* WORK TO COMPLETE:
Give back all of the data unchanged. Keep every word as it is.

* INPUT FOR THIS TASK:
☆ ☆ ☆ ☆
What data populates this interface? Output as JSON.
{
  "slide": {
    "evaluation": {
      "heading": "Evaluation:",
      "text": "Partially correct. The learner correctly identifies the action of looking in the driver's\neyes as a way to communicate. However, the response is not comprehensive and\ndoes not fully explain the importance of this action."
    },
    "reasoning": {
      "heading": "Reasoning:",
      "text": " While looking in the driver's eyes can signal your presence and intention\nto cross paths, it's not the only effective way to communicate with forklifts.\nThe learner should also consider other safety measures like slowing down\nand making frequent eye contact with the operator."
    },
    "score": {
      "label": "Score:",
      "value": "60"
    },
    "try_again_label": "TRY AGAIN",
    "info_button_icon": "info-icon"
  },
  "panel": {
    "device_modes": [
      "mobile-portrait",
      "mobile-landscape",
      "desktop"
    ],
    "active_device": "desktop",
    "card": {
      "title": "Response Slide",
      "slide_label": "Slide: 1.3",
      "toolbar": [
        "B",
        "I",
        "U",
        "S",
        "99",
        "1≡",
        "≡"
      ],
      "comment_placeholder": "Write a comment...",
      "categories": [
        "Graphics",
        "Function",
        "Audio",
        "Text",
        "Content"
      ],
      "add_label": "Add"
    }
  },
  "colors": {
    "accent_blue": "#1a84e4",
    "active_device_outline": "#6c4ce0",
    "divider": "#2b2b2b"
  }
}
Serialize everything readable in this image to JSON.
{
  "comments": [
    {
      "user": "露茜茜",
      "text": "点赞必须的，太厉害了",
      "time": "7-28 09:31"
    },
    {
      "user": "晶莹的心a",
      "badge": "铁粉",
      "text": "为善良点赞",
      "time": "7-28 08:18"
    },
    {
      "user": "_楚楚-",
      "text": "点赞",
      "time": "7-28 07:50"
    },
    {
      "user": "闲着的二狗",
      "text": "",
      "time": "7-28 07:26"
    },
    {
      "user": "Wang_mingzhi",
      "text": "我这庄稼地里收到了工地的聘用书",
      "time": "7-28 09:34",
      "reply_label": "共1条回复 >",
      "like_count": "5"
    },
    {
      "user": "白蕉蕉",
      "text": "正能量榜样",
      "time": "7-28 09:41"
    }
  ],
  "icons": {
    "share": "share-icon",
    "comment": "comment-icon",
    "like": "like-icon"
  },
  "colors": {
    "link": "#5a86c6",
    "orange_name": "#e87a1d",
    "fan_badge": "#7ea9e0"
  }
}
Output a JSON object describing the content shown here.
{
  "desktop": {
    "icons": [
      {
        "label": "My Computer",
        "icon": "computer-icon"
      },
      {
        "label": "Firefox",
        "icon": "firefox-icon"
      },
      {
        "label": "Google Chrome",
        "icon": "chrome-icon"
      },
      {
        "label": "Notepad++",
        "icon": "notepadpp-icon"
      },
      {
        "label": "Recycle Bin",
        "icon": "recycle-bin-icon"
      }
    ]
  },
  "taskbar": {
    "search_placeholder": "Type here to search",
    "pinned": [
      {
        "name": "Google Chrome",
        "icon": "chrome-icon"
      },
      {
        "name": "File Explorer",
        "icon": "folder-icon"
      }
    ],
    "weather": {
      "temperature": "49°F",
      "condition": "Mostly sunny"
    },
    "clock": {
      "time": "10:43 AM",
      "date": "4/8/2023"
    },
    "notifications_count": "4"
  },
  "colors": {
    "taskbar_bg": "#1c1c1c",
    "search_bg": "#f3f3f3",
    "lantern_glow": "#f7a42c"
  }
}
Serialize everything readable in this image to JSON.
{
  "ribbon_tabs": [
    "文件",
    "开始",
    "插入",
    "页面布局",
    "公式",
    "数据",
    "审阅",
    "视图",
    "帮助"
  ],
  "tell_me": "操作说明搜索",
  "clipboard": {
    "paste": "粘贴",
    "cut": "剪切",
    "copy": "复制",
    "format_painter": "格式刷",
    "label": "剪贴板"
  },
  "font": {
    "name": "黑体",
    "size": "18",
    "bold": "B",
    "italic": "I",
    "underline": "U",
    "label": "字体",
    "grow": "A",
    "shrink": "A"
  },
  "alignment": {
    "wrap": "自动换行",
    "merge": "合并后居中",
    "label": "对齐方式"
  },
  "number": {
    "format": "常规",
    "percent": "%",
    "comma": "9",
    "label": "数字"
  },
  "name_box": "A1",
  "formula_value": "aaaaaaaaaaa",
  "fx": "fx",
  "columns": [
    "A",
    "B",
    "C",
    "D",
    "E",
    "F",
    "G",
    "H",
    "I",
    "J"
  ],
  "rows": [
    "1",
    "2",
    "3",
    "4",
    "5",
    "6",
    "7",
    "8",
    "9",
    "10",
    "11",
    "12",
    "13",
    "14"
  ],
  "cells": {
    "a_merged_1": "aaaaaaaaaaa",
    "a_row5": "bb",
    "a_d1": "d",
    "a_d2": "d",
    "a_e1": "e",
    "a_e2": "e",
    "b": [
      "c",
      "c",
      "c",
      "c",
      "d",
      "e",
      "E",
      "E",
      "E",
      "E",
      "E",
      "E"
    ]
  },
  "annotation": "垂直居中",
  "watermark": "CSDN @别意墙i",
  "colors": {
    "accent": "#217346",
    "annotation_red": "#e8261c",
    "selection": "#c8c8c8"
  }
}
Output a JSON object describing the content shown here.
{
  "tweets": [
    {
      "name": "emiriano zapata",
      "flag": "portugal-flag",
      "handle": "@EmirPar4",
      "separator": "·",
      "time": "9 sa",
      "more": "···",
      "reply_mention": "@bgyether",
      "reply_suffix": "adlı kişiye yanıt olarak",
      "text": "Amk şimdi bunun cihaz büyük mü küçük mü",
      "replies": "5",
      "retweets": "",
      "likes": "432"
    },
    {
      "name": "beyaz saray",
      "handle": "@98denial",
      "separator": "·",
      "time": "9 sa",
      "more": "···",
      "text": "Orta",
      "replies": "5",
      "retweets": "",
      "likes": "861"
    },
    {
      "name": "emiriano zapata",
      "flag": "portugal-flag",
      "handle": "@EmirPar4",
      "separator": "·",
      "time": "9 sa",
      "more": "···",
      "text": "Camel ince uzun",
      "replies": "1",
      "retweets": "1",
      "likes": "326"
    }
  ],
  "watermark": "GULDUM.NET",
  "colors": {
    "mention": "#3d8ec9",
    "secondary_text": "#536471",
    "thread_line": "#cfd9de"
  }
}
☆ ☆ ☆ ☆
* RESULT OF THE TASK:
What data populates this interface? Output as JSON.
{
  "slide": {
    "evaluation": {
      "heading": "Evaluation:",
      "text": "Partially correct. The learner correctly identifies the action of looking in the driver's\neyes as a way to communicate. However, the response is not comprehensive and\ndoes not fully explain the importance of this action."
    },
    "reasoning": {
      "heading": "Reasoning:",
      "text": " While looking in the driver's eyes can signal your presence and intention\nto cross paths, it's not the only effective way to communicate with forklifts.\nThe learner should also consider other safety measures like slowing down\nand making frequent eye contact with the operator."
    },
    "score": {
      "label": "Score:",
      "value": "60"
    },
    "try_again_label": "TRY AGAIN",
    "info_button_icon": "info-icon"
  },
  "panel": {
    "device_modes": [
      "mobile-portrait",
      "mobile-landscape",
      "desktop"
    ],
    "active_device": "desktop",
    "card": {
      "title": "Response Slide",
      "slide_label": "Slide: 1.3",
      "toolbar": [
        "B",
        "I",
        "U",
        "S",
        "99",
        "1≡",
        "≡"
      ],
      "comment_placeholder": "Write a comment...",
      "categories": [
        "Graphics",
        "Function",
        "Audio",
        "Text",
        "Content"
      ],
      "add_label": "Add"
    }
  },
  "colors": {
    "accent_blue": "#1a84e4",
    "active_device_outline": "#6c4ce0",
    "divider": "#2b2b2b"
  }
}
Serialize everything readable in this image to JSON.
{
  "comments": [
    {
      "user": "露茜茜",
      "text": "点赞必须的，太厉害了",
      "time": "7-28 09:31"
    },
    {
      "user": "晶莹的心a",
      "badge": "铁粉",
      "text": "为善良点赞",
      "time": "7-28 08:18"
    },
    {
      "user": "_楚楚-",
      "text": "点赞",
      "time": "7-28 07:50"
    },
    {
      "user": "闲着的二狗",
      "text": "",
      "time": "7-28 07:26"
    },
    {
      "user": "Wang_mingzhi",
      "text": "我这庄稼地里收到了工地的聘用书",
      "time": "7-28 09:34",
      "reply_label": "共1条回复 >",
      "like_count": "5"
    },
    {
      "user": "白蕉蕉",
      "text": "正能量榜样",
      "time": "7-28 09:41"
    }
  ],
  "icons": {
    "share": "share-icon",
    "comment": "comment-icon",
    "like": "like-icon"
  },
  "colors": {
    "link": "#5a86c6",
    "orange_name": "#e87a1d",
    "fan_badge": "#7ea9e0"
  }
}
Output a JSON object describing the content shown here.
{
  "desktop": {
    "icons": [
      {
        "label": "My Computer",
        "icon": "computer-icon"
      },
      {
        "label": "Firefox",
        "icon": "firefox-icon"
      },
      {
        "label": "Google Chrome",
        "icon": "chrome-icon"
      },
      {
        "label": "Notepad++",
        "icon": "notepadpp-icon"
      },
      {
        "label": "Recycle Bin",
        "icon": "recycle-bin-icon"
      }
    ]
  },
  "taskbar": {
    "search_placeholder": "Type here to search",
    "pinned": [
      {
        "name": "Google Chrome",
        "icon": "chrome-icon"
      },
      {
        "name": "File Explorer",
        "icon": "folder-icon"
      }
    ],
    "weather": {
      "temperature": "49°F",
      "condition": "Mostly sunny"
    },
    "clock": {
      "time": "10:43 AM",
      "date": "4/8/2023"
    },
    "notifications_count": "4"
  },
  "colors": {
    "taskbar_bg": "#1c1c1c",
    "search_bg": "#f3f3f3",
    "lantern_glow": "#f7a42c"
  }
}
Serialize everything readable in this image to JSON.
{
  "ribbon_tabs": [
    "文件",
    "开始",
    "插入",
    "页面布局",
    "公式",
    "数据",
    "审阅",
    "视图",
    "帮助"
  ],
  "tell_me": "操作说明搜索",
  "clipboard": {
    "paste": "粘贴",
    "cut": "剪切",
    "copy": "复制",
    "format_painter": "格式刷",
    "label": "剪贴板"
  },
  "font": {
    "name": "黑体",
    "size": "18",
    "bold": "B",
    "italic": "I",
    "underline": "U",
    "label": "字体",
    "grow": "A",
    "shrink": "A"
  },
  "alignment": {
    "wrap": "自动换行",
    "merge": "合并后居中",
    "label": "对齐方式"
  },
  "number": {
    "format": "常规",
    "percent": "%",
    "comma": "9",
    "label": "数字"
  },
  "name_box": "A1",
  "formula_value": "aaaaaaaaaaa",
  "fx": "fx",
  "columns": [
    "A",
    "B",
    "C",
    "D",
    "E",
    "F",
    "G",
    "H",
    "I",
    "J"
  ],
  "rows": [
    "1",
    "2",
    "3",
    "4",
    "5",
    "6",
    "7",
    "8",
    "9",
    "10",
    "11",
    "12",
    "13",
    "14"
  ],
  "cells": {
    "a_merged_1": "aaaaaaaaaaa",
    "a_row5": "bb",
    "a_d1": "d",
    "a_d2": "d",
    "a_e1": "e",
    "a_e2": "e",
    "b": [
      "c",
      "c",
      "c",
      "c",
      "d",
      "e",
      "E",
      "E",
      "E",
      "E",
      "E",
      "E"
    ]
  },
  "annotation": "垂直居中",
  "watermark": "CSDN @别意墙i",
  "colors": {
    "accent": "#217346",
    "annotation_red": "#e8261c",
    "selection": "#c8c8c8"
  }
}
Output a JSON object describing the content shown here.
{
  "tweets": [
    {
      "name": "emiriano zapata",
      "flag": "portugal-flag",
      "handle": "@EmirPar4",
      "separator": "·",
      "time": "9 sa",
      "more": "···",
      "reply_mention": "@bgyether",
      "reply_suffix": "adlı kişiye yanıt olarak",
      "text": "Amk şimdi bunun cihaz büyük mü küçük mü",
      "replies": "5",
      "retweets": "",
      "likes": "432"
    },
    {
      "name": "beyaz saray",
      "handle": "@98denial",
      "separator": "·",
      "time": "9 sa",
      "more": "···",
      "text": "Orta",
      "replies": "5",
      "retweets": "",
      "likes": "861"
    },
    {
      "name": "emiriano zapata",
      "flag": "portugal-flag",
      "handle": "@EmirPar4",
      "separator": "·",
      "time": "9 sa",
      "more": "···",
      "text": "Camel ince uzun",
      "replies": "1",
      "retweets": "1",
      "likes": "326"
    }
  ],
  "watermark": "GULDUM.NET",
  "colors": {
    "mention": "#3d8ec9",
    "secondary_text": "#536471",
    "thread_line": "#cfd9de"
  }
}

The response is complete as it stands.